Exercise aim -
Please return the full listing. Every line must match exactly.

The input -
++++
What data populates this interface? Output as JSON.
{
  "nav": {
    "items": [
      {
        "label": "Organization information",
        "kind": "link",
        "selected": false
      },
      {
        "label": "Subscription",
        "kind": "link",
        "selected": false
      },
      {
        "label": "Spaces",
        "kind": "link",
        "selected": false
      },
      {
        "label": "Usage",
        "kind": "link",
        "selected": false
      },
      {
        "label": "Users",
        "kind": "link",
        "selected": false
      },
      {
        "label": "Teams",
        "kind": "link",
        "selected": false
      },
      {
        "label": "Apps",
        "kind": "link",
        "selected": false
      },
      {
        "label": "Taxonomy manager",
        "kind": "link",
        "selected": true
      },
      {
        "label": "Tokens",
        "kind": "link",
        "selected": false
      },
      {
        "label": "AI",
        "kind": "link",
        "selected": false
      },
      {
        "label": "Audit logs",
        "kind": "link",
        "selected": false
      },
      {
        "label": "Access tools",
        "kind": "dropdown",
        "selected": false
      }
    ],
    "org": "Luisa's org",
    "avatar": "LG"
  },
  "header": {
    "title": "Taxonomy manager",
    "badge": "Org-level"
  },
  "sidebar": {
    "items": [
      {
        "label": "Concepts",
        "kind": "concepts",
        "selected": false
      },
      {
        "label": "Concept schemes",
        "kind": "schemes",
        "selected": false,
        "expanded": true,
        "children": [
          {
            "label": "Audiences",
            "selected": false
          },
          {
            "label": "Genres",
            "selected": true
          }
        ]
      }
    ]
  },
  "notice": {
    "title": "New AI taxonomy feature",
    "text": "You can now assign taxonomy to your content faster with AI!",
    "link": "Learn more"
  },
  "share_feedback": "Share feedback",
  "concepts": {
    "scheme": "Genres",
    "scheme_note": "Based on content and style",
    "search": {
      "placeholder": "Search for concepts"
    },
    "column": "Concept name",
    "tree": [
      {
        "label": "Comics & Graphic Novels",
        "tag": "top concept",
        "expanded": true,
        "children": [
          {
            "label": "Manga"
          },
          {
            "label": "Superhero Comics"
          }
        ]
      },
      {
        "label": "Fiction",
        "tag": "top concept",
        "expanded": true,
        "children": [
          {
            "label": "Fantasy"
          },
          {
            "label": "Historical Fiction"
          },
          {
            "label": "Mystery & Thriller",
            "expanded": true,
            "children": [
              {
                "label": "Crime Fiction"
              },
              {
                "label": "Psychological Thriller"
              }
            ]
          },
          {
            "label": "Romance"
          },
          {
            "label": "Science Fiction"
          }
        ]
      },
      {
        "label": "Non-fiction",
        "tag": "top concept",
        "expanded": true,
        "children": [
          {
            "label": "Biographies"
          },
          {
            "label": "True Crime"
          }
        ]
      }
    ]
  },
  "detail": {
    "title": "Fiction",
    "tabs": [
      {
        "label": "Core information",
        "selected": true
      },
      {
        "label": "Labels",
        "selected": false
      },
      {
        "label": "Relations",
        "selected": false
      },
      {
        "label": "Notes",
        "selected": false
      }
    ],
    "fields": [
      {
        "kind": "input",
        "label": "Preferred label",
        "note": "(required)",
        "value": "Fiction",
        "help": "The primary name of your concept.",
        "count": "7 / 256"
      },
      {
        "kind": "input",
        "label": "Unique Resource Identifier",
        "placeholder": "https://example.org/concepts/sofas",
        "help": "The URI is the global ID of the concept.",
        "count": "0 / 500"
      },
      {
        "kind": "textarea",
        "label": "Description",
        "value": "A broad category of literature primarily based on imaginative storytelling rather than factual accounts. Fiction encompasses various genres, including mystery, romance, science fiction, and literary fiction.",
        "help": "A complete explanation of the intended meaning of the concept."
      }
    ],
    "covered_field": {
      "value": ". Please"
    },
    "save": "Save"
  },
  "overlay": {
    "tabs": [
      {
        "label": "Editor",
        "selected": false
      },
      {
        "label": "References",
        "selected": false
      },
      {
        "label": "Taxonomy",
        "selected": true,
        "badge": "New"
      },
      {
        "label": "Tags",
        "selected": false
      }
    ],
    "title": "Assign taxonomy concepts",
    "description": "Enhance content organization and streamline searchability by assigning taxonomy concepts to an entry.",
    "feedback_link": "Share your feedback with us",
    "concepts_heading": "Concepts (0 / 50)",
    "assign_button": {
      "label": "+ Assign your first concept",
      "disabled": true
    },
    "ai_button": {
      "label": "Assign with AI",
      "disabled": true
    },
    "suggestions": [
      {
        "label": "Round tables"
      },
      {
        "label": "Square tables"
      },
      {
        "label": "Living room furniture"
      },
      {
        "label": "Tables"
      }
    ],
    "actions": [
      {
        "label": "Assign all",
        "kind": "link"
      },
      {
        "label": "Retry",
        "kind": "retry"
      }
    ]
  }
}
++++
Written answer -
What data populates this interface? Output as JSON.
{
  "nav": {
    "items": [
      {
        "label": "Organization information",
        "kind": "link",
        "selected": false
      },
      {
        "label": "Subscription",
        "kind": "link",
        "selected": false
      },
      {
        "label": "Spaces",
        "kind": "link",
        "selected": false
      },
      {
        "label": "Usage",
        "kind": "link",
        "selected": false
      },
      {
        "label": "Users",
        "kind": "link",
        "selected": false
      },
      {
        "label": "Teams",
        "kind": "link",
        "selected": false
      },
      {
        "label": "Apps",
        "kind": "link",
        "selected": false
      },
      {
        "label": "Taxonomy manager",
        "kind": "link",
        "selected": true
      },
      {
        "label": "Tokens",
        "kind": "link",
        "selected": false
      },
      {
        "label": "AI",
        "kind": "link",
        "selected": false
      },
      {
        "label": "Audit logs",
        "kind": "link",
        "selected": false
      },
      {
        "label": "Access tools",
        "kind": "dropdown",
        "selected": false
      }
    ],
    "org": "Luisa's org",
    "avatar": "LG"
  },
  "header": {
    "title": "Taxonomy manager",
    "badge": "Org-level"
  },
  "sidebar": {
    "items": [
      {
        "label": "Concepts",
        "kind": "concepts",
        "selected": false
      },
      {
        "label": "Concept schemes",
        "kind": "schemes",
        "selected": false,
        "expanded": true,
        "children": [
          {
            "label": "Audiences",
            "selected": false
          },
          {
            "label": "Genres",
            "selected": true
          }
        ]
      }
    ]
  },
  "notice": {
    "title": "New AI taxonomy feature",
    "text": "You can now assign taxonomy to your content faster with AI!",
    "link": "Learn more"
  },
  "share_feedback": "Share feedback",
  "concepts": {
    "scheme": "Genres",
    "scheme_note": "Based on content and style",
    "search": {
      "placeholder": "Search for concepts"
    },
    "column": "Concept name",
    "tree": [
      {
        "label": "Comics & Graphic Novels",
        "tag": "top concept",
        "expanded": true,
        "children": [
          {
            "label": "Manga"
          },
          {
            "label": "Superhero Comics"
          }
        ]
      },
      {
        "label": "Fiction",
        "tag": "top concept",
        "expanded": true,
        "children": [
          {
            "label": "Fantasy"
          },
          {
            "label": "Historical Fiction"
          },
          {
            "label": "Mystery & Thriller",
            "expanded": true,
            "children": [
              {
                "label": "Crime Fiction"
              },
              {
                "label": "Psychological Thriller"
              }
            ]
          },
          {
            "label": "Romance"
          },
          {
            "label": "Science Fiction"
          }
        ]
      },
      {
        "label": "Non-fiction",
        "tag": "top concept",
        "expanded": true,
        "children": [
          {
            "label": "Biographies"
          },
          {
            "label": "True Crime"
          }
        ]
      }
    ]
  },
  "detail": {
    "title": "Fiction",
    "tabs": [
      {
        "label": "Core information",
        "selected": true
      },
      {
        "label": "Labels",
        "selected": false
      },
      {
        "label": "Relations",
        "selected": false
      },
      {
        "label": "Notes",
        "selected": false
      }
    ],
    "fields": [
      {
        "kind": "input",
        "label": "Preferred label",
        "note": "(required)",
        "value": "Fiction",
        "help": "The primary name of your concept.",
        "count": "7 / 256"
      },
      {
        "kind": "input",
        "label": "Unique Resource Identifier",
        "placeholder": "https://example.org/concepts/sofas",
        "help": "The URI is the global ID of the concept.",
        "count": "0 / 500"
      },
      {
        "kind": "textarea",
        "label": "Description",
        "value": "A broad category of literature primarily based on imaginative storytelling rather than factual accounts. Fiction encompasses various genres, including mystery, romance, science fiction, and literary fiction.",
        "help": "A complete explanation of the intended meaning of the concept."
      }
    ],
    "covered_field": {
      "value": ". Please"
    },
    "save": "Save"
  },
  "overlay": {
    "tabs": [
      {
        "label": "Editor",
        "selected": false
      },
      {
        "label": "References",
        "selected": false
      },
      {
        "label": "Taxonomy",
        "selected": true,
        "badge": "New"
      },
      {
        "label": "Tags",
        "selected": false
      }
    ],
    "title": "Assign taxonomy concepts",
    "description": "Enhance content organization and streamline searchability by assigning taxonomy concepts to an entry.",
    "feedback_link": "Share your feedback with us",
    "concepts_heading": "Concepts (0 / 50)",
    "assign_button": {
      "label": "+ Assign your first concept",
      "disabled": true
    },
    "ai_button": {
      "label": "Assign with AI",
      "disabled": true
    },
    "suggestions": [
      {
        "label": "Round tables"
      },
      {
        "label": "Square tables"
      },
      {
        "label": "Living room furniture"
      },
      {
        "label": "Tables"
      }
    ],
    "actions": [
      {
        "label": "Assign all",
        "kind": "link"
      },
      {
        "label": "Retry",
        "kind": "retry"
      }
    ]
  }
}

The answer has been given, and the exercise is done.